Dataset rows for apps and sites:

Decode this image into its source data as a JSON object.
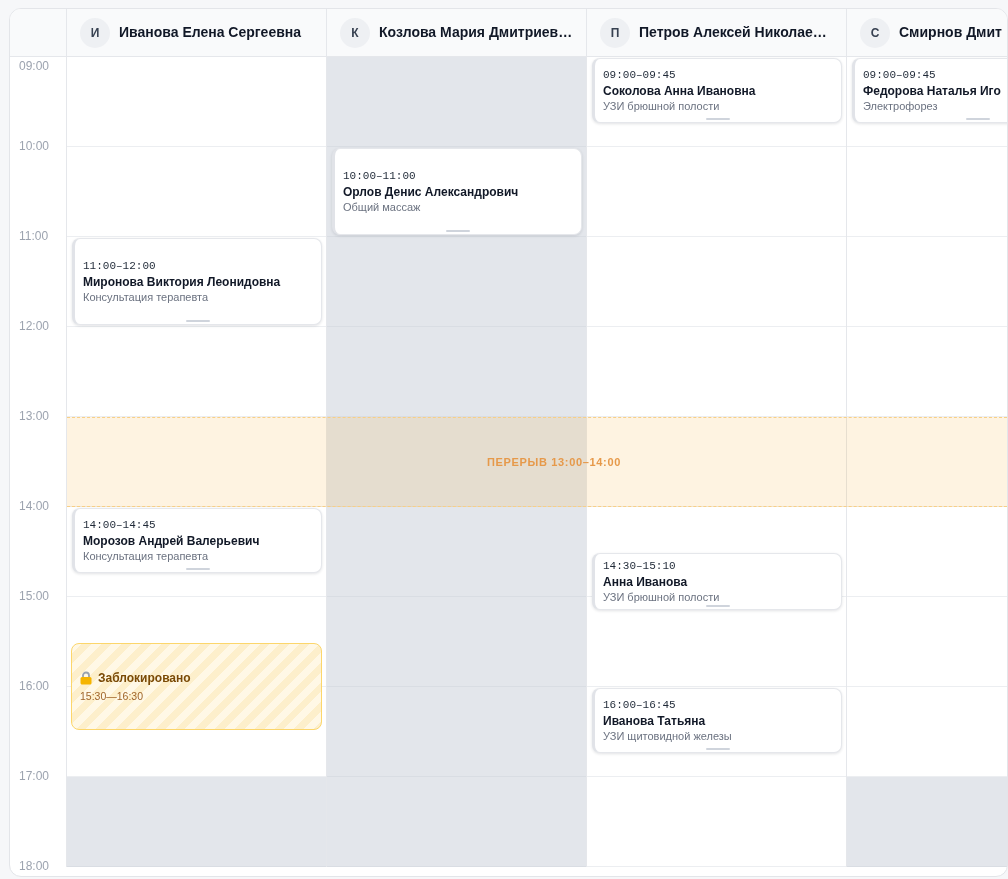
{
  "time_labels": [
    "09:00",
    "10:00",
    "11:00",
    "12:00",
    "13:00",
    "14:00",
    "15:00",
    "16:00",
    "17:00",
    "18:00"
  ],
  "break": {
    "label": "ПЕРЕРЫВ 13:00–14:00"
  },
  "columns": [
    {
      "initial": "И",
      "name": "Иванова Елена Сергеевна",
      "hours": [
        {
          "off": false
        },
        {
          "off": false
        },
        {
          "off": false
        },
        {
          "off": false
        },
        {
          "off": false
        },
        {
          "off": false
        },
        {
          "off": false
        },
        {
          "off": false
        },
        {
          "off": true
        }
      ],
      "events": [
        {
          "kind": "appointment",
          "time": "11:00–12:00",
          "patient": "Миронова Виктория Леонидовна",
          "service": "Консультация терапевта"
        },
        {
          "kind": "appointment",
          "time": "14:00–14:45",
          "patient": "Морозов Андрей Валерьевич",
          "service": "Консультация терапевта"
        },
        {
          "kind": "blocked",
          "title": "Заблокировано",
          "time": "15:30—16:30"
        }
      ]
    },
    {
      "initial": "К",
      "name": "Козлова Мария Дмитриев…",
      "hours": [
        {
          "off": true
        },
        {
          "off": true
        },
        {
          "off": true
        },
        {
          "off": true
        },
        {
          "off": true
        },
        {
          "off": true
        },
        {
          "off": true
        },
        {
          "off": true
        },
        {
          "off": true
        }
      ],
      "events": [
        {
          "kind": "appointment",
          "time": "10:00–11:00",
          "patient": "Орлов Денис Александрович",
          "service": "Общий массаж"
        }
      ]
    },
    {
      "initial": "П",
      "name": "Петров Алексей Николае…",
      "hours": [
        {
          "off": false
        },
        {
          "off": false
        },
        {
          "off": false
        },
        {
          "off": false
        },
        {
          "off": false
        },
        {
          "off": false
        },
        {
          "off": false
        },
        {
          "off": false
        },
        {
          "off": false
        }
      ],
      "events": [
        {
          "kind": "appointment",
          "time": "09:00–09:45",
          "patient": "Соколова Анна Ивановна",
          "service": "УЗИ брюшной полости"
        },
        {
          "kind": "appointment",
          "time": "14:30–15:10",
          "patient": "Анна Иванова",
          "service": "УЗИ брюшной полости"
        },
        {
          "kind": "appointment",
          "time": "16:00–16:45",
          "patient": "Иванова Татьяна",
          "service": "УЗИ щитовидной железы"
        }
      ]
    },
    {
      "initial": "С",
      "name": "Смирнов Дмит",
      "hours": [
        {
          "off": false
        },
        {
          "off": false
        },
        {
          "off": false
        },
        {
          "off": false
        },
        {
          "off": false
        },
        {
          "off": false
        },
        {
          "off": false
        },
        {
          "off": false
        },
        {
          "off": true
        }
      ],
      "events": [
        {
          "kind": "appointment",
          "time": "09:00–09:45",
          "patient": "Федорова Наталья Иго",
          "service": "Электрофорез"
        }
      ]
    }
  ]
}
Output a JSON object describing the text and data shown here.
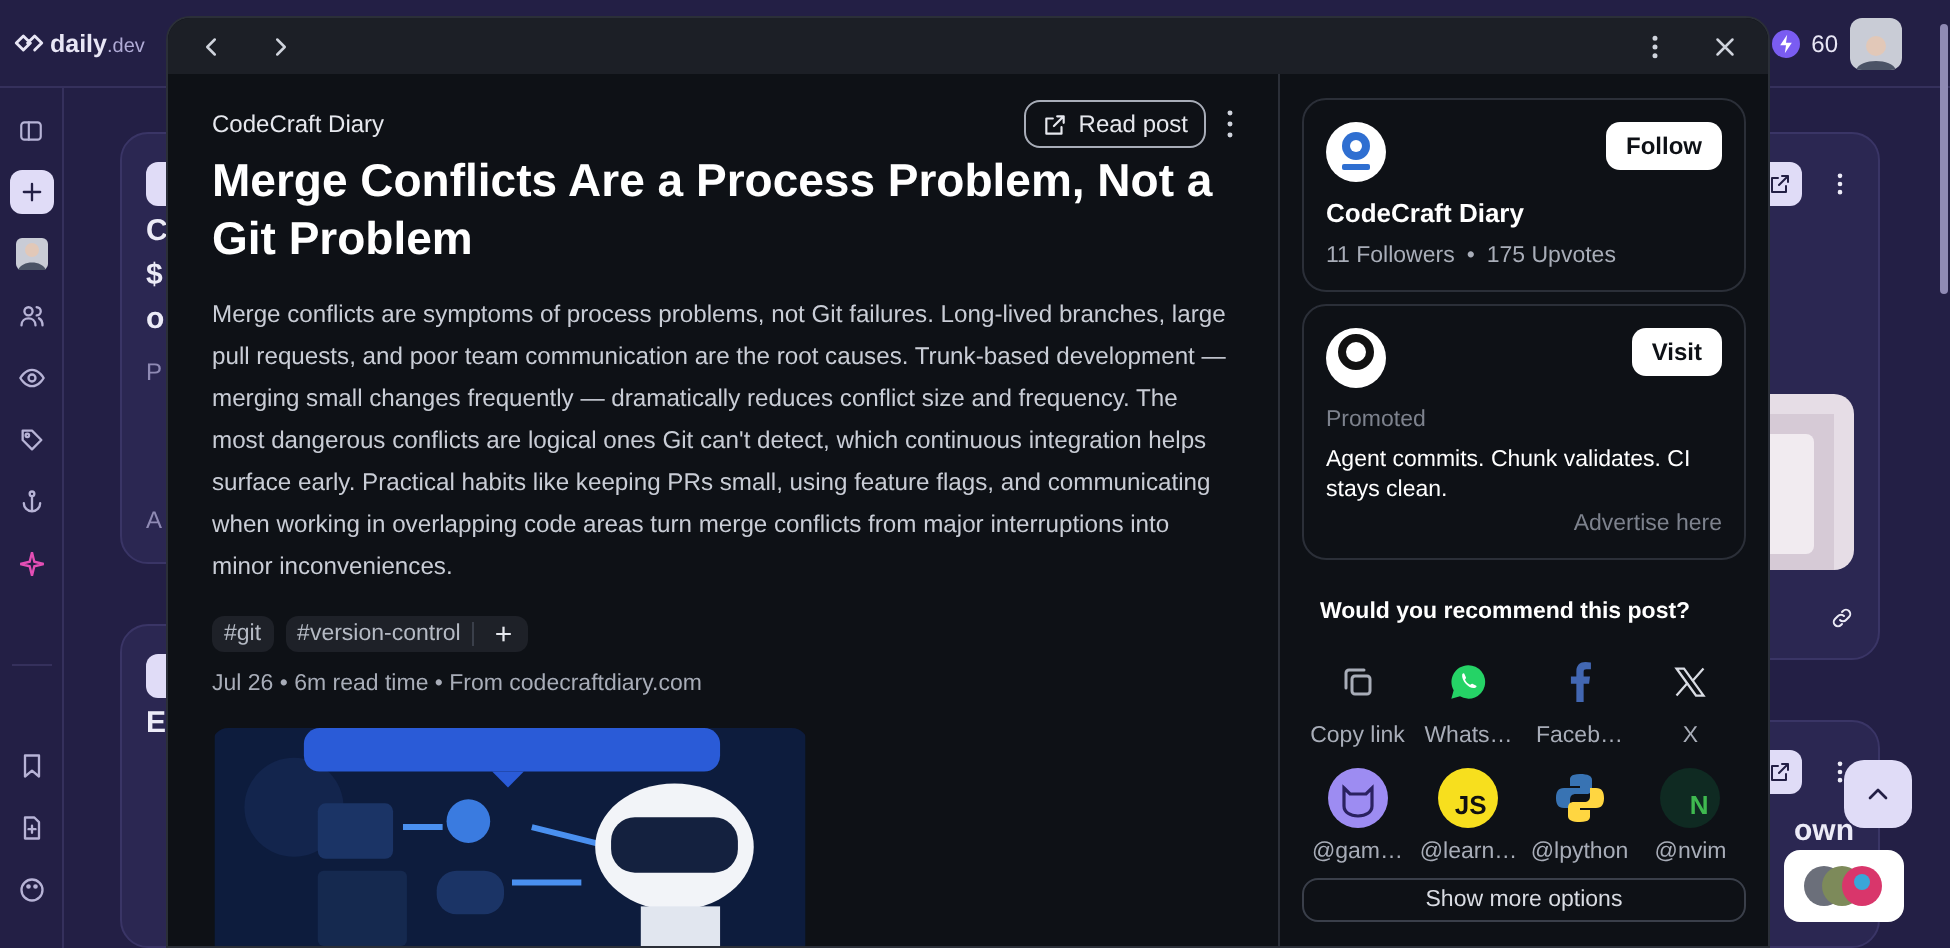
{
  "app": {
    "logo": "daily",
    "logo_suffix": ".dev",
    "reputation": "60"
  },
  "background_cards": [
    {
      "title_fragment": [
        "C",
        "$",
        "o"
      ],
      "source_fragment": "P",
      "footer_fragment": "A"
    },
    {
      "title_fragment": [
        "E"
      ]
    }
  ],
  "right_card_text": "own",
  "modal": {
    "source": "CodeCraft Diary",
    "read_post": "Read post",
    "title": "Merge Conflicts Are a Process Problem, Not a Git Problem",
    "summary": "Merge conflicts are symptoms of process problems, not Git failures. Long-lived branches, large pull requests, and poor team communication are the root causes. Trunk-based development — merging small changes frequently — dramatically reduces conflict size and frequency. The most dangerous conflicts are logical ones Git can't detect, which continuous integration helps surface early. Practical habits like keeping PRs small, using feature flags, and communicating when working in overlapping code areas turn merge conflicts from major interruptions into minor inconveniences.",
    "tags": [
      "#git",
      "#version-control"
    ],
    "add_tag": "+",
    "meta": "Jul 26 • 6m read time • From codecraftdiary.com"
  },
  "source_card": {
    "name": "CodeCraft Diary",
    "followers": "11 Followers",
    "separator": "•",
    "upvotes": "175 Upvotes",
    "follow": "Follow"
  },
  "ad": {
    "promoted": "Promoted",
    "text": "Agent commits. Chunk validates. CI stays clean.",
    "visit": "Visit",
    "advertise": "Advertise here"
  },
  "share": {
    "heading": "Would you recommend this post?",
    "options": [
      {
        "kind": "copy",
        "label": "Copy link"
      },
      {
        "kind": "whatsapp",
        "label": "Whats…"
      },
      {
        "kind": "facebook",
        "label": "Faceb…"
      },
      {
        "kind": "x",
        "label": "X"
      }
    ],
    "squads": [
      {
        "kind": "cat",
        "label": "@gam…"
      },
      {
        "kind": "js",
        "mark": "JS",
        "label": "@learn…"
      },
      {
        "kind": "python",
        "label": "@lpython"
      },
      {
        "kind": "nvim",
        "mark": "N",
        "label": "@nvim"
      }
    ],
    "more": "Show more options"
  }
}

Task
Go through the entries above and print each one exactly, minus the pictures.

Solution to this problem
Decode this image into its source data as a JSON object.
{
  "time_labels": [
    "09:00",
    "10:00",
    "11:00",
    "12:00",
    "13:00",
    "14:00",
    "15:00",
    "16:00",
    "17:00",
    "18:00"
  ],
  "break": {
    "label": "ПЕРЕРЫВ 13:00–14:00"
  },
  "columns": [
    {
      "initial": "И",
      "name": "Иванова Елена Сергеевна",
      "hours": [
        {
          "off": false
        },
        {
          "off": false
        },
        {
          "off": false
        },
        {
          "off": false
        },
        {
          "off": false
        },
        {
          "off": false
        },
        {
          "off": false
        },
        {
          "off": false
        },
        {
          "off": true
        }
      ],
      "events": [
        {
          "kind": "appointment",
          "time": "11:00–12:00",
          "patient": "Миронова Виктория Леонидовна",
          "service": "Консультация терапевта"
        },
        {
          "kind": "appointment",
          "time": "14:00–14:45",
          "patient": "Морозов Андрей Валерьевич",
          "service": "Консультация терапевта"
        },
        {
          "kind": "blocked",
          "title": "Заблокировано",
          "time": "15:30—16:30"
        }
      ]
    },
    {
      "initial": "К",
      "name": "Козлова Мария Дмитриев…",
      "hours": [
        {
          "off": true
        },
        {
          "off": true
        },
        {
          "off": true
        },
        {
          "off": true
        },
        {
          "off": true
        },
        {
          "off": true
        },
        {
          "off": true
        },
        {
          "off": true
        },
        {
          "off": true
        }
      ],
      "events": [
        {
          "kind": "appointment",
          "time": "10:00–11:00",
          "patient": "Орлов Денис Александрович",
          "service": "Общий массаж"
        }
      ]
    },
    {
      "initial": "П",
      "name": "Петров Алексей Николае…",
      "hours": [
        {
          "off": false
        },
        {
          "off": false
        },
        {
          "off": false
        },
        {
          "off": false
        },
        {
          "off": false
        },
        {
          "off": false
        },
        {
          "off": false
        },
        {
          "off": false
        },
        {
          "off": false
        }
      ],
      "events": [
        {
          "kind": "appointment",
          "time": "09:00–09:45",
          "patient": "Соколова Анна Ивановна",
          "service": "УЗИ брюшной полости"
        },
        {
          "kind": "appointment",
          "time": "14:30–15:10",
          "patient": "Анна Иванова",
          "service": "УЗИ брюшной полости"
        },
        {
          "kind": "appointment",
          "time": "16:00–16:45",
          "patient": "Иванова Татьяна",
          "service": "УЗИ щитовидной железы"
        }
      ]
    },
    {
      "initial": "С",
      "name": "Смирнов Дмит",
      "hours": [
        {
          "off": false
        },
        {
          "off": false
        },
        {
          "off": false
        },
        {
          "off": false
        },
        {
          "off": false
        },
        {
          "off": false
        },
        {
          "off": false
        },
        {
          "off": false
        },
        {
          "off": true
        }
      ],
      "events": [
        {
          "kind": "appointment",
          "time": "09:00–09:45",
          "patient": "Федорова Наталья Иго",
          "service": "Электрофорез"
        }
      ]
    }
  ]
}
Output a JSON object describing the text and data shown here.
{
  "app": {
    "logo": "daily",
    "logo_suffix": ".dev",
    "reputation": "60"
  },
  "background_cards": [
    {
      "title_fragment": [
        "C",
        "$",
        "o"
      ],
      "source_fragment": "P",
      "footer_fragment": "A"
    },
    {
      "title_fragment": [
        "E"
      ]
    }
  ],
  "right_card_text": "own",
  "modal": {
    "source": "CodeCraft Diary",
    "read_post": "Read post",
    "title": "Merge Conflicts Are a Process Problem, Not a Git Problem",
    "summary": "Merge conflicts are symptoms of process problems, not Git failures. Long-lived branches, large pull requests, and poor team communication are the root causes. Trunk-based development — merging small changes frequently — dramatically reduces conflict size and frequency. The most dangerous conflicts are logical ones Git can't detect, which continuous integration helps surface early. Practical habits like keeping PRs small, using feature flags, and communicating when working in overlapping code areas turn merge conflicts from major interruptions into minor inconveniences.",
    "tags": [
      "#git",
      "#version-control"
    ],
    "add_tag": "+",
    "meta": "Jul 26 • 6m read time • From codecraftdiary.com"
  },
  "source_card": {
    "name": "CodeCraft Diary",
    "followers": "11 Followers",
    "separator": "•",
    "upvotes": "175 Upvotes",
    "follow": "Follow"
  },
  "ad": {
    "promoted": "Promoted",
    "text": "Agent commits. Chunk validates. CI stays clean.",
    "visit": "Visit",
    "advertise": "Advertise here"
  },
  "share": {
    "heading": "Would you recommend this post?",
    "options": [
      {
        "kind": "copy",
        "label": "Copy link"
      },
      {
        "kind": "whatsapp",
        "label": "Whats…"
      },
      {
        "kind": "facebook",
        "label": "Faceb…"
      },
      {
        "kind": "x",
        "label": "X"
      }
    ],
    "squads": [
      {
        "kind": "cat",
        "label": "@gam…"
      },
      {
        "kind": "js",
        "mark": "JS",
        "label": "@learn…"
      },
      {
        "kind": "python",
        "label": "@lpython"
      },
      {
        "kind": "nvim",
        "mark": "N",
        "label": "@nvim"
      }
    ],
    "more": "Show more options"
  }
}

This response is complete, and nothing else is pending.